§ **WORK REQUEST**: Repeat the entries. Each one must match exactly.

§ **SUPPLIED MATERIAL**:
-- Opening Marker --

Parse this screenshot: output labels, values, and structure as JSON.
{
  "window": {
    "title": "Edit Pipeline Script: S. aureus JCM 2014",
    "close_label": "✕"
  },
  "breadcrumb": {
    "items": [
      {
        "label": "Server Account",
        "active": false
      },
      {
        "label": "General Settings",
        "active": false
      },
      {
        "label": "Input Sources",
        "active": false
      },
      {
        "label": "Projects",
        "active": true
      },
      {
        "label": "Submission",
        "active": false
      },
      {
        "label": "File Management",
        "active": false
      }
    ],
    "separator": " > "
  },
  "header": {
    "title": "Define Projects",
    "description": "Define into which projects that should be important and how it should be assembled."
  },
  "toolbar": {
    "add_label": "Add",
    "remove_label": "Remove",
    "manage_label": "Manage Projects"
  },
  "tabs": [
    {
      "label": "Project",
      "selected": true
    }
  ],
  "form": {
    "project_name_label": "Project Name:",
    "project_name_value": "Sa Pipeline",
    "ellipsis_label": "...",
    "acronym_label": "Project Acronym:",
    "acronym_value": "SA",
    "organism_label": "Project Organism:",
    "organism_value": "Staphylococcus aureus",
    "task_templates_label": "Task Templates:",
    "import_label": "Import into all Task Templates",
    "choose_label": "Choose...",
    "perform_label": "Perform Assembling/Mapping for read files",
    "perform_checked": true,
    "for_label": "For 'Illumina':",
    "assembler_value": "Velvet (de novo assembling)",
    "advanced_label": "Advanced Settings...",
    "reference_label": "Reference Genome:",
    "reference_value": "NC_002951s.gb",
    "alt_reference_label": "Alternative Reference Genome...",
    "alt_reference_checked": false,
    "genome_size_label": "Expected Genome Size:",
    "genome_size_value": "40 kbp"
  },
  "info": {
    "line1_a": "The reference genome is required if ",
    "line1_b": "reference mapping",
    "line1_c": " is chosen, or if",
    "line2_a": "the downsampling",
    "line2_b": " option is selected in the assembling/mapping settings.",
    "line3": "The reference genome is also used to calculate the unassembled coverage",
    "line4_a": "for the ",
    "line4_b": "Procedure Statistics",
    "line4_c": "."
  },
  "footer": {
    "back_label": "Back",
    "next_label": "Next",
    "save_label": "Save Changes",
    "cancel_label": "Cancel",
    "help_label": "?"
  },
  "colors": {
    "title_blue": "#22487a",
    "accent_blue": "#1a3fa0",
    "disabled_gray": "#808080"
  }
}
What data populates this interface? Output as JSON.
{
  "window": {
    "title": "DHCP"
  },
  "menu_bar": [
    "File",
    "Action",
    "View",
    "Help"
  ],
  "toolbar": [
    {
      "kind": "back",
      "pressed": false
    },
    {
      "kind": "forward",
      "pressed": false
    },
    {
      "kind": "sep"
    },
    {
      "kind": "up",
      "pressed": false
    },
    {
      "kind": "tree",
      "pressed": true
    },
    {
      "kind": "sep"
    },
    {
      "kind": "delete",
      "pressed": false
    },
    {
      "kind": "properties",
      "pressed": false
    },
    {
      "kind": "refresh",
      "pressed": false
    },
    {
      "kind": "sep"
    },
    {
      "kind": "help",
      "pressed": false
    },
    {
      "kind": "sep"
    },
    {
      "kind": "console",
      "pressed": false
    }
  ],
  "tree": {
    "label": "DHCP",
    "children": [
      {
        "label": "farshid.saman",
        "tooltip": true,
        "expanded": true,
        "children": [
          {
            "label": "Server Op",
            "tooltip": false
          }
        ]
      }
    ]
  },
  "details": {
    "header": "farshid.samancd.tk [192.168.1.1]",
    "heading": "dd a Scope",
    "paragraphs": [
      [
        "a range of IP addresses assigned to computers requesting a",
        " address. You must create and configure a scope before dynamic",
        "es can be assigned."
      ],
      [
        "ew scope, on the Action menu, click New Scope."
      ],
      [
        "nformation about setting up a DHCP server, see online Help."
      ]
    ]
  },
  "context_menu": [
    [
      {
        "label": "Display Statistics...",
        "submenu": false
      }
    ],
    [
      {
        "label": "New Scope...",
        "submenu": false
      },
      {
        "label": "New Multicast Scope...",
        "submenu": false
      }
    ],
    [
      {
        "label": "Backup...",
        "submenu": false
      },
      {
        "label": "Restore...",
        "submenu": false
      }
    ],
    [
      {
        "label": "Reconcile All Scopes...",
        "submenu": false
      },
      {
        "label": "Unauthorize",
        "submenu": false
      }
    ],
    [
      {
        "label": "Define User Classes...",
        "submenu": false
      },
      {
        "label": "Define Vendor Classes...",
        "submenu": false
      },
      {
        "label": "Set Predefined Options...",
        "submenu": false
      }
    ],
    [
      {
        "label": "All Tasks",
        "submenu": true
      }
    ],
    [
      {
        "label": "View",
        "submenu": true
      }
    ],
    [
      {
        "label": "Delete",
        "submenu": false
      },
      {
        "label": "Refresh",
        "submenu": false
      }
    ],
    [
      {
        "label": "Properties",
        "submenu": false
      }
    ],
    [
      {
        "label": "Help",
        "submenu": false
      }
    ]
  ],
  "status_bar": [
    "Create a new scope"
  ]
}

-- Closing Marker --

§ **TASK SOLUTION**:
Parse this screenshot: output labels, values, and structure as JSON.
{
  "window": {
    "title": "Edit Pipeline Script: S. aureus JCM 2014",
    "close_label": "✕"
  },
  "breadcrumb": {
    "items": [
      {
        "label": "Server Account",
        "active": false
      },
      {
        "label": "General Settings",
        "active": false
      },
      {
        "label": "Input Sources",
        "active": false
      },
      {
        "label": "Projects",
        "active": true
      },
      {
        "label": "Submission",
        "active": false
      },
      {
        "label": "File Management",
        "active": false
      }
    ],
    "separator": " > "
  },
  "header": {
    "title": "Define Projects",
    "description": "Define into which projects that should be important and how it should be assembled."
  },
  "toolbar": {
    "add_label": "Add",
    "remove_label": "Remove",
    "manage_label": "Manage Projects"
  },
  "tabs": [
    {
      "label": "Project",
      "selected": true
    }
  ],
  "form": {
    "project_name_label": "Project Name:",
    "project_name_value": "Sa Pipeline",
    "ellipsis_label": "...",
    "acronym_label": "Project Acronym:",
    "acronym_value": "SA",
    "organism_label": "Project Organism:",
    "organism_value": "Staphylococcus aureus",
    "task_templates_label": "Task Templates:",
    "import_label": "Import into all Task Templates",
    "choose_label": "Choose...",
    "perform_label": "Perform Assembling/Mapping for read files",
    "perform_checked": true,
    "for_label": "For 'Illumina':",
    "assembler_value": "Velvet (de novo assembling)",
    "advanced_label": "Advanced Settings...",
    "reference_label": "Reference Genome:",
    "reference_value": "NC_002951s.gb",
    "alt_reference_label": "Alternative Reference Genome...",
    "alt_reference_checked": false,
    "genome_size_label": "Expected Genome Size:",
    "genome_size_value": "40 kbp"
  },
  "info": {
    "line1_a": "The reference genome is required if ",
    "line1_b": "reference mapping",
    "line1_c": " is chosen, or if",
    "line2_a": "the downsampling",
    "line2_b": " option is selected in the assembling/mapping settings.",
    "line3": "The reference genome is also used to calculate the unassembled coverage",
    "line4_a": "for the ",
    "line4_b": "Procedure Statistics",
    "line4_c": "."
  },
  "footer": {
    "back_label": "Back",
    "next_label": "Next",
    "save_label": "Save Changes",
    "cancel_label": "Cancel",
    "help_label": "?"
  },
  "colors": {
    "title_blue": "#22487a",
    "accent_blue": "#1a3fa0",
    "disabled_gray": "#808080"
  }
}
What data populates this interface? Output as JSON.
{
  "window": {
    "title": "DHCP"
  },
  "menu_bar": [
    "File",
    "Action",
    "View",
    "Help"
  ],
  "toolbar": [
    {
      "kind": "back",
      "pressed": false
    },
    {
      "kind": "forward",
      "pressed": false
    },
    {
      "kind": "sep"
    },
    {
      "kind": "up",
      "pressed": false
    },
    {
      "kind": "tree",
      "pressed": true
    },
    {
      "kind": "sep"
    },
    {
      "kind": "delete",
      "pressed": false
    },
    {
      "kind": "properties",
      "pressed": false
    },
    {
      "kind": "refresh",
      "pressed": false
    },
    {
      "kind": "sep"
    },
    {
      "kind": "help",
      "pressed": false
    },
    {
      "kind": "sep"
    },
    {
      "kind": "console",
      "pressed": false
    }
  ],
  "tree": {
    "label": "DHCP",
    "children": [
      {
        "label": "farshid.saman",
        "tooltip": true,
        "expanded": true,
        "children": [
          {
            "label": "Server Op",
            "tooltip": false
          }
        ]
      }
    ]
  },
  "details": {
    "header": "farshid.samancd.tk [192.168.1.1]",
    "heading": "dd a Scope",
    "paragraphs": [
      [
        "a range of IP addresses assigned to computers requesting a",
        " address. You must create and configure a scope before dynamic",
        "es can be assigned."
      ],
      [
        "ew scope, on the Action menu, click New Scope."
      ],
      [
        "nformation about setting up a DHCP server, see online Help."
      ]
    ]
  },
  "context_menu": [
    [
      {
        "label": "Display Statistics...",
        "submenu": false
      }
    ],
    [
      {
        "label": "New Scope...",
        "submenu": false
      },
      {
        "label": "New Multicast Scope...",
        "submenu": false
      }
    ],
    [
      {
        "label": "Backup...",
        "submenu": false
      },
      {
        "label": "Restore...",
        "submenu": false
      }
    ],
    [
      {
        "label": "Reconcile All Scopes...",
        "submenu": false
      },
      {
        "label": "Unauthorize",
        "submenu": false
      }
    ],
    [
      {
        "label": "Define User Classes...",
        "submenu": false
      },
      {
        "label": "Define Vendor Classes...",
        "submenu": false
      },
      {
        "label": "Set Predefined Options...",
        "submenu": false
      }
    ],
    [
      {
        "label": "All Tasks",
        "submenu": true
      }
    ],
    [
      {
        "label": "View",
        "submenu": true
      }
    ],
    [
      {
        "label": "Delete",
        "submenu": false
      },
      {
        "label": "Refresh",
        "submenu": false
      }
    ],
    [
      {
        "label": "Properties",
        "submenu": false
      }
    ],
    [
      {
        "label": "Help",
        "submenu": false
      }
    ]
  ],
  "status_bar": [
    "Create a new scope"
  ]
}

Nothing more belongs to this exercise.